You can find an early post on build ups at this link.
Blitz training is a hardcore conditioning and training drill. Don’t try blitz training unless you are already in excellent physical condition and have a rock-solid foundation of striking skills. Also don’t try to incorporate it into every heavy bag workout that you do. You’re body will need recovery time in between sessions.
A “blitz” is an intense, rapid-fire barrage of strike and or kicks that continues for a predetermined period of time or repetitions.
This training is excellent for “lactic threshold training,” to build stamina, burn body fat etc.

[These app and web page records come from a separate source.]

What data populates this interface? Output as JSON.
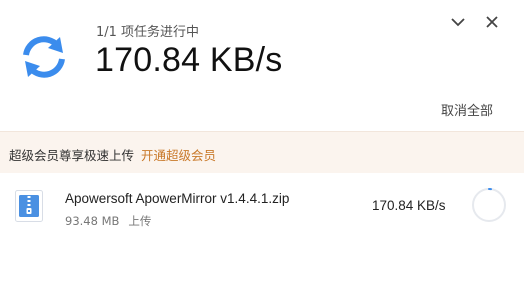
{
  "header": {
    "task_status": "1/1 项任务进行中",
    "total_speed": "170.84 KB/s",
    "cancel_all_label": "取消全部",
    "icons": {
      "main": "sync-icon",
      "collapse": "chevron-down-icon",
      "close": "close-icon"
    }
  },
  "promo": {
    "text": "超级会员尊享极速上传",
    "link_label": "开通超级会员"
  },
  "files": [
    {
      "name": "Apowersoft ApowerMirror v1.4.4.1.zip",
      "size": "93.48 MB",
      "status": "上传",
      "speed": "170.84 KB/s",
      "icon": "zip-file-icon",
      "progress": 0.02
    }
  ],
  "colors": {
    "accent": "#3b8ced",
    "promo_bg": "#fbf4ee",
    "promo_link": "#c9792a"
  }
}
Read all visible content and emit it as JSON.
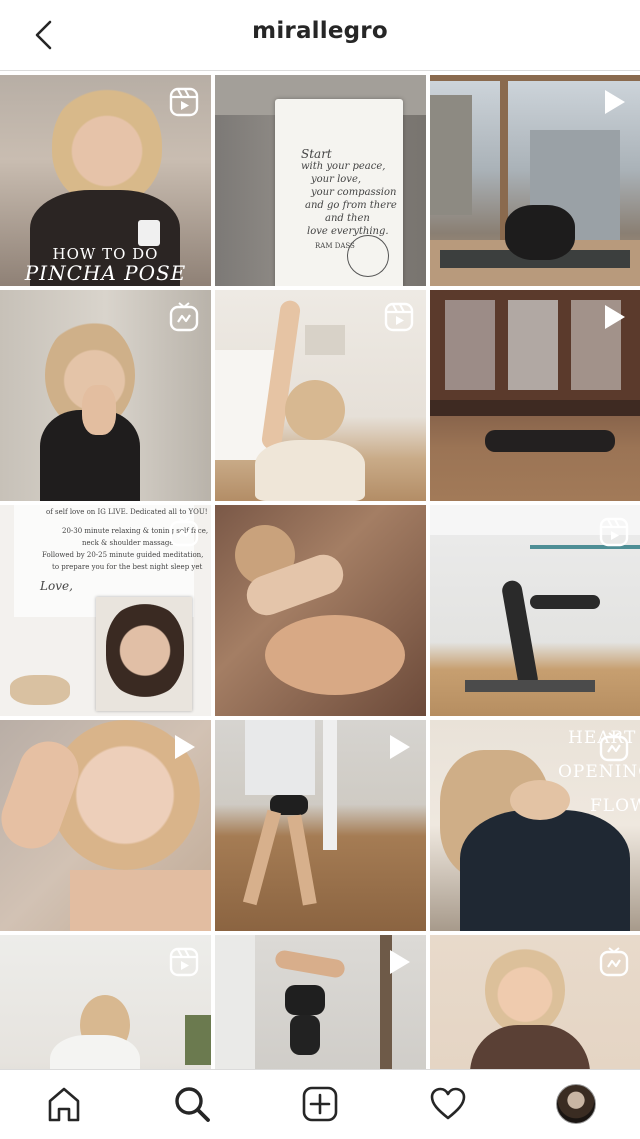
{
  "header": {
    "title": "mirallegro"
  },
  "tiles": [
    {
      "badge": "reels-icon",
      "caption_line1": "HOW TO DO",
      "caption_line2": "PINCHA POSE"
    },
    {
      "badge": "none",
      "note_line1": "Start",
      "note_line2": "with your peace,",
      "note_line3": "your love,",
      "note_line4": "your compassion",
      "note_line5": "and go from there",
      "note_line6": "and then",
      "note_line7": "love everything.",
      "note_author": "RAM DASS"
    },
    {
      "badge": "play-icon"
    },
    {
      "badge": "igtv-icon"
    },
    {
      "badge": "reels-icon"
    },
    {
      "badge": "play-icon"
    },
    {
      "badge": "igtv-icon",
      "text_line1": "of self love on IG LIVE. Dedicated all to YOU!",
      "text_line2": "20-30 minute relaxing & toning self face,",
      "text_line3": "neck & shoulder massage.",
      "text_line4": "Followed by 20-25 minute guided meditation,",
      "text_line5": "to prepare you for the best night sleep yet",
      "text_sign": "Love,"
    },
    {
      "badge": "none"
    },
    {
      "badge": "reels-icon"
    },
    {
      "badge": "play-icon"
    },
    {
      "badge": "play-icon"
    },
    {
      "badge": "igtv-icon",
      "overlay_line1": "HEART",
      "overlay_line2": "OPENING",
      "overlay_line3": "FLOW"
    },
    {
      "badge": "reels-icon"
    },
    {
      "badge": "play-icon"
    },
    {
      "badge": "igtv-icon"
    }
  ]
}
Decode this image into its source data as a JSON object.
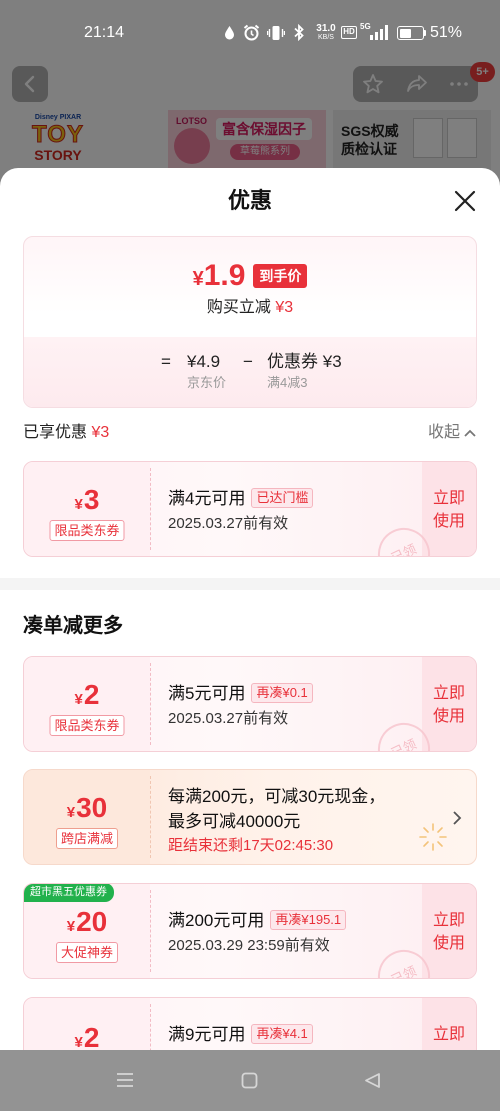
{
  "status_bar": {
    "time": "21:14",
    "net_speed": "31.0",
    "net_unit": "KB/S",
    "hd": "HD",
    "network": "5G",
    "battery": "51%"
  },
  "page_header": {
    "notification_badge": "5+"
  },
  "product_images": {
    "left": {
      "brand": "Disney PIXAR",
      "title_line1": "TOY",
      "title_line2": "STORY"
    },
    "middle": {
      "brand": "LOTSO",
      "headline": "富含保湿因子",
      "series": "草莓熊系列"
    },
    "right": {
      "line1": "SGS权威",
      "line2": "质检认证"
    }
  },
  "sheet": {
    "title": "优惠"
  },
  "summary": {
    "currency": "¥",
    "final_price": "1.9",
    "final_label": "到手价",
    "reduce_label": "购买立减",
    "reduce_value": "¥3",
    "equals": "=",
    "jd_price": "¥4.9",
    "jd_label": "京东价",
    "minus": "−",
    "coupon_label": "优惠券",
    "coupon_value": "¥3",
    "coupon_rule": "满4减3"
  },
  "enjoyed": {
    "label": "已享优惠",
    "value": "¥3",
    "toggle": "收起"
  },
  "applied_coupon": {
    "currency": "¥",
    "amount": "3",
    "type": "限品类东券",
    "condition": "满4元可用",
    "status": "已达门槛",
    "validity": "2025.03.27前有效",
    "action_line1": "立即",
    "action_line2": "使用",
    "stamp": "已领"
  },
  "more_section": {
    "title": "凑单减更多"
  },
  "coupons": [
    {
      "currency": "¥",
      "amount": "2",
      "type": "限品类东券",
      "condition": "满5元可用",
      "status": "再凑¥0.1",
      "validity": "2025.03.27前有效",
      "action_line1": "立即",
      "action_line2": "使用",
      "stamp": "已领"
    },
    {
      "currency": "¥",
      "amount": "30",
      "type": "跨店满减",
      "line1": "每满200元，可减30元现金，",
      "line2": "最多可减40000元",
      "countdown": "距结束还剩17天02:45:30"
    },
    {
      "badge": "超市黑五优惠券",
      "currency": "¥",
      "amount": "20",
      "type": "大促神券",
      "condition": "满200元可用",
      "status": "再凑¥195.1",
      "validity": "2025.03.29 23:59前有效",
      "action_line1": "立即",
      "action_line2": "使用",
      "stamp": "已领"
    },
    {
      "currency": "¥",
      "amount": "2",
      "condition": "满9元可用",
      "status": "再凑¥4.1",
      "action_line1": "立即"
    }
  ],
  "colors": {
    "accent": "#e8313a",
    "promo_badge": "#22b14c",
    "countdown": "#e8313a"
  },
  "icons": [
    "drop-icon",
    "alarm-icon",
    "vibrate-icon",
    "bluetooth-icon",
    "signal-icon",
    "battery-icon",
    "back-icon",
    "star-icon",
    "share-icon",
    "more-icon",
    "close-icon",
    "chevron-up-icon",
    "chevron-right-icon",
    "menu-icon",
    "home-icon",
    "nav-back-icon"
  ]
}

This training is also an excellent psychological drill to develop mental tenacity and a “never-give-up mindset” which is a valuable quality in a self-defense encounter.
Intersperse the intensity of blitz heavy bag workouts with lower intensity training such as training with focus mitts to be able to continue training without exposing your body to more intense training before you are ready for it. For a variety of reasons, Focus mitt training is an excellent supplement to your heavy bag workouts.
It’s a great “test” of your skills and conditioning to go all out on the heavy bag every once in while but keep in mind that there are also significant benefits to more moderate heavy bag training as well.
A Note About Ambidextrous Training
I am a strong advocate of training both sides of the body equally. You should not have a “weak side” and a “strong side” as far as your combative skills are concerned.
If you are conducting your heavy bag workouts primarily for health and fitness, consider doing your drills with both sides… meaning you do your drill with your left side forward and your right side back (traditional) and then again, with your right side forward and your left side back (southpaw).
This will essentially double the volume of your heavy bag workouts, reduce the probability of muscular imbalances and will make you more versatile in a a combative situation (you can’t always pick the direction you are attacked from). You’ll probably surprise yourself by how quickly you can develop your “weak or non-dominant-side” skills and coordination.
If you have any questions about heavy bag workouts or anything to add, please feel free to comment or fire me an email at Randy@ToughenUp.com . Or if you would like to find out more about the Toughen Up Training Guides… you can check them out at http://www.ToughenUp.com .
About Randy LaHaie
I’m the founder of “Protective Strategies,” a training and consulting company providing self-defense and combative fitness solutions to law enforcement, high-risk professionals and private citizens since 1994. I am a retired police officer, court-declared expert in use-of-force and critical incident performance, and a life-long student of self-defense and combative fitness. “My Thing” is to help people incorporate functional and minimalist workout strategies to improve their health, fitness and personal safety.